EXERCISE DETAILS
Every record, from the first line to the last, needs to be given again exactly.
------------------------------------
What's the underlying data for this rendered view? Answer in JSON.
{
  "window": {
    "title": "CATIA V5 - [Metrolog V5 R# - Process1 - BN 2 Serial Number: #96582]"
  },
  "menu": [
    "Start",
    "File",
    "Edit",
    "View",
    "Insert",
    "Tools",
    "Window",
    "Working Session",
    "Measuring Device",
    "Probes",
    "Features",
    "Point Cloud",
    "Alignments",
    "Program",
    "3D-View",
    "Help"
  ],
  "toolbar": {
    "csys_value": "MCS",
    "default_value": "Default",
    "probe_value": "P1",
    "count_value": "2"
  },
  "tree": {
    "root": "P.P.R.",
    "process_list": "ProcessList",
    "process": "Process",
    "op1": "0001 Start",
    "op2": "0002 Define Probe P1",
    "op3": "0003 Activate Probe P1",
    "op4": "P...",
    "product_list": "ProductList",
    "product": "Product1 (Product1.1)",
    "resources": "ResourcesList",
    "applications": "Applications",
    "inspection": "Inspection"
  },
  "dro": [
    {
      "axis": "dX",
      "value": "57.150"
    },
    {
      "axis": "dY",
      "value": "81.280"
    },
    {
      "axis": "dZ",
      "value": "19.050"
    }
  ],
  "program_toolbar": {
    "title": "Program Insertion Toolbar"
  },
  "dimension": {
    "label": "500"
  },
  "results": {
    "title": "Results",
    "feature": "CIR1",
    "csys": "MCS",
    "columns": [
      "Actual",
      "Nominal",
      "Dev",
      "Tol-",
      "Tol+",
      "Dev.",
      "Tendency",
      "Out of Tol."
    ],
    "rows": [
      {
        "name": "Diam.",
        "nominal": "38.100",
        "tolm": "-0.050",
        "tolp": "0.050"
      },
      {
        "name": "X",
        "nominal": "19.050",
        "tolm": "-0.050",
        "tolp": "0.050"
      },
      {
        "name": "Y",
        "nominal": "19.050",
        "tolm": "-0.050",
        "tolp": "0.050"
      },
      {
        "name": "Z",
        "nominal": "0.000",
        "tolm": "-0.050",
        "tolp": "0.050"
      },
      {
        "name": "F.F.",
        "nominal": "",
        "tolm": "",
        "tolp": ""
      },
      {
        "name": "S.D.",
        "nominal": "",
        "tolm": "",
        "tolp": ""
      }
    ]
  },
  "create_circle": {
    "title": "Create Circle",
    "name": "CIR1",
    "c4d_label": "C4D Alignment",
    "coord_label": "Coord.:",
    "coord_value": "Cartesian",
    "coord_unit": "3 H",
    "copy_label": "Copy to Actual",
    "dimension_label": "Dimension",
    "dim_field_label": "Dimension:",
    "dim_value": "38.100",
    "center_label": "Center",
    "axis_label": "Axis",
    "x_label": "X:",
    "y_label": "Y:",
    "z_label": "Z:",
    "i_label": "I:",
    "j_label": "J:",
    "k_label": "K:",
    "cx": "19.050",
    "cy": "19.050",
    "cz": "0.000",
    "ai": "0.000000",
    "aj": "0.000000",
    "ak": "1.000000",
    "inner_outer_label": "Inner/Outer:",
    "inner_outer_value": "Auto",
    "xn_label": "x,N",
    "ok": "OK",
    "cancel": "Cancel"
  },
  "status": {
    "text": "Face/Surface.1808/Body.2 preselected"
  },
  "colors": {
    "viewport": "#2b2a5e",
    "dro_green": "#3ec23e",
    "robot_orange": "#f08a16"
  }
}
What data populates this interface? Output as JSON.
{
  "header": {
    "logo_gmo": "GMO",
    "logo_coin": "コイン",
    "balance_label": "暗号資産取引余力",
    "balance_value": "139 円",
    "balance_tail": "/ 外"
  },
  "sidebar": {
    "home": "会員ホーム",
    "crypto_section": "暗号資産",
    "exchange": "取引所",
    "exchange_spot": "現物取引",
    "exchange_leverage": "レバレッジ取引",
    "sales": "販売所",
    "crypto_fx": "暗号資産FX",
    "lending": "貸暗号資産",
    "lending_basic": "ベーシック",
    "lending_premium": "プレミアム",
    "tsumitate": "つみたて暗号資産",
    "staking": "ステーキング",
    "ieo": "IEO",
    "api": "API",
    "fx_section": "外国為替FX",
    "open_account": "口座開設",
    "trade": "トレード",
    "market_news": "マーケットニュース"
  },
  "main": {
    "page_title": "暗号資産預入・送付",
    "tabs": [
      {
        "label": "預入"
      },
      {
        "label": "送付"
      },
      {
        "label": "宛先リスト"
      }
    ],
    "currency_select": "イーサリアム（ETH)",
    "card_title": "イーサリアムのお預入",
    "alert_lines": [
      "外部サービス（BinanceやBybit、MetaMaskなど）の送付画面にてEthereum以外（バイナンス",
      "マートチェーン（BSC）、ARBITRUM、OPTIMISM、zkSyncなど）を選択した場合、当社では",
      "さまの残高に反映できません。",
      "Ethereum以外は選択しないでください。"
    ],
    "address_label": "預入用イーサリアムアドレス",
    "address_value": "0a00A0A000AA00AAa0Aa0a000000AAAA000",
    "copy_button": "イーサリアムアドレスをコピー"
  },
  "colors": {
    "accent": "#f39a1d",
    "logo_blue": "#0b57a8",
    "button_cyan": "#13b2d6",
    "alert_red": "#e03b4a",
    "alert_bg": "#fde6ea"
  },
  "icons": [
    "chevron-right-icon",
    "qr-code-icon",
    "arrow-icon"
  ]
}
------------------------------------
REPLY
What's the underlying data for this rendered view? Answer in JSON.
{
  "window": {
    "title": "CATIA V5 - [Metrolog V5 R# - Process1 - BN 2 Serial Number: #96582]"
  },
  "menu": [
    "Start",
    "File",
    "Edit",
    "View",
    "Insert",
    "Tools",
    "Window",
    "Working Session",
    "Measuring Device",
    "Probes",
    "Features",
    "Point Cloud",
    "Alignments",
    "Program",
    "3D-View",
    "Help"
  ],
  "toolbar": {
    "csys_value": "MCS",
    "default_value": "Default",
    "probe_value": "P1",
    "count_value": "2"
  },
  "tree": {
    "root": "P.P.R.",
    "process_list": "ProcessList",
    "process": "Process",
    "op1": "0001 Start",
    "op2": "0002 Define Probe P1",
    "op3": "0003 Activate Probe P1",
    "op4": "P...",
    "product_list": "ProductList",
    "product": "Product1 (Product1.1)",
    "resources": "ResourcesList",
    "applications": "Applications",
    "inspection": "Inspection"
  },
  "dro": [
    {
      "axis": "dX",
      "value": "57.150"
    },
    {
      "axis": "dY",
      "value": "81.280"
    },
    {
      "axis": "dZ",
      "value": "19.050"
    }
  ],
  "program_toolbar": {
    "title": "Program Insertion Toolbar"
  },
  "dimension": {
    "label": "500"
  },
  "results": {
    "title": "Results",
    "feature": "CIR1",
    "csys": "MCS",
    "columns": [
      "Actual",
      "Nominal",
      "Dev",
      "Tol-",
      "Tol+",
      "Dev.",
      "Tendency",
      "Out of Tol."
    ],
    "rows": [
      {
        "name": "Diam.",
        "nominal": "38.100",
        "tolm": "-0.050",
        "tolp": "0.050"
      },
      {
        "name": "X",
        "nominal": "19.050",
        "tolm": "-0.050",
        "tolp": "0.050"
      },
      {
        "name": "Y",
        "nominal": "19.050",
        "tolm": "-0.050",
        "tolp": "0.050"
      },
      {
        "name": "Z",
        "nominal": "0.000",
        "tolm": "-0.050",
        "tolp": "0.050"
      },
      {
        "name": "F.F.",
        "nominal": "",
        "tolm": "",
        "tolp": ""
      },
      {
        "name": "S.D.",
        "nominal": "",
        "tolm": "",
        "tolp": ""
      }
    ]
  },
  "create_circle": {
    "title": "Create Circle",
    "name": "CIR1",
    "c4d_label": "C4D Alignment",
    "coord_label": "Coord.:",
    "coord_value": "Cartesian",
    "coord_unit": "3 H",
    "copy_label": "Copy to Actual",
    "dimension_label": "Dimension",
    "dim_field_label": "Dimension:",
    "dim_value": "38.100",
    "center_label": "Center",
    "axis_label": "Axis",
    "x_label": "X:",
    "y_label": "Y:",
    "z_label": "Z:",
    "i_label": "I:",
    "j_label": "J:",
    "k_label": "K:",
    "cx": "19.050",
    "cy": "19.050",
    "cz": "0.000",
    "ai": "0.000000",
    "aj": "0.000000",
    "ak": "1.000000",
    "inner_outer_label": "Inner/Outer:",
    "inner_outer_value": "Auto",
    "xn_label": "x,N",
    "ok": "OK",
    "cancel": "Cancel"
  },
  "status": {
    "text": "Face/Surface.1808/Body.2 preselected"
  },
  "colors": {
    "viewport": "#2b2a5e",
    "dro_green": "#3ec23e",
    "robot_orange": "#f08a16"
  }
}
What data populates this interface? Output as JSON.
{
  "header": {
    "logo_gmo": "GMO",
    "logo_coin": "コイン",
    "balance_label": "暗号資産取引余力",
    "balance_value": "139 円",
    "balance_tail": "/ 外"
  },
  "sidebar": {
    "home": "会員ホーム",
    "crypto_section": "暗号資産",
    "exchange": "取引所",
    "exchange_spot": "現物取引",
    "exchange_leverage": "レバレッジ取引",
    "sales": "販売所",
    "crypto_fx": "暗号資産FX",
    "lending": "貸暗号資産",
    "lending_basic": "ベーシック",
    "lending_premium": "プレミアム",
    "tsumitate": "つみたて暗号資産",
    "staking": "ステーキング",
    "ieo": "IEO",
    "api": "API",
    "fx_section": "外国為替FX",
    "open_account": "口座開設",
    "trade": "トレード",
    "market_news": "マーケットニュース"
  },
  "main": {
    "page_title": "暗号資産預入・送付",
    "tabs": [
      {
        "label": "預入"
      },
      {
        "label": "送付"
      },
      {
        "label": "宛先リスト"
      }
    ],
    "currency_select": "イーサリアム（ETH)",
    "card_title": "イーサリアムのお預入",
    "alert_lines": [
      "外部サービス（BinanceやBybit、MetaMaskなど）の送付画面にてEthereum以外（バイナンス",
      "マートチェーン（BSC）、ARBITRUM、OPTIMISM、zkSyncなど）を選択した場合、当社では",
      "さまの残高に反映できません。",
      "Ethereum以外は選択しないでください。"
    ],
    "address_label": "預入用イーサリアムアドレス",
    "address_value": "0a00A0A000AA00AAa0Aa0a000000AAAA000",
    "copy_button": "イーサリアムアドレスをコピー"
  },
  "colors": {
    "accent": "#f39a1d",
    "logo_blue": "#0b57a8",
    "button_cyan": "#13b2d6",
    "alert_red": "#e03b4a",
    "alert_bg": "#fde6ea"
  },
  "icons": [
    "chevron-right-icon",
    "qr-code-icon",
    "arrow-icon"
  ]
}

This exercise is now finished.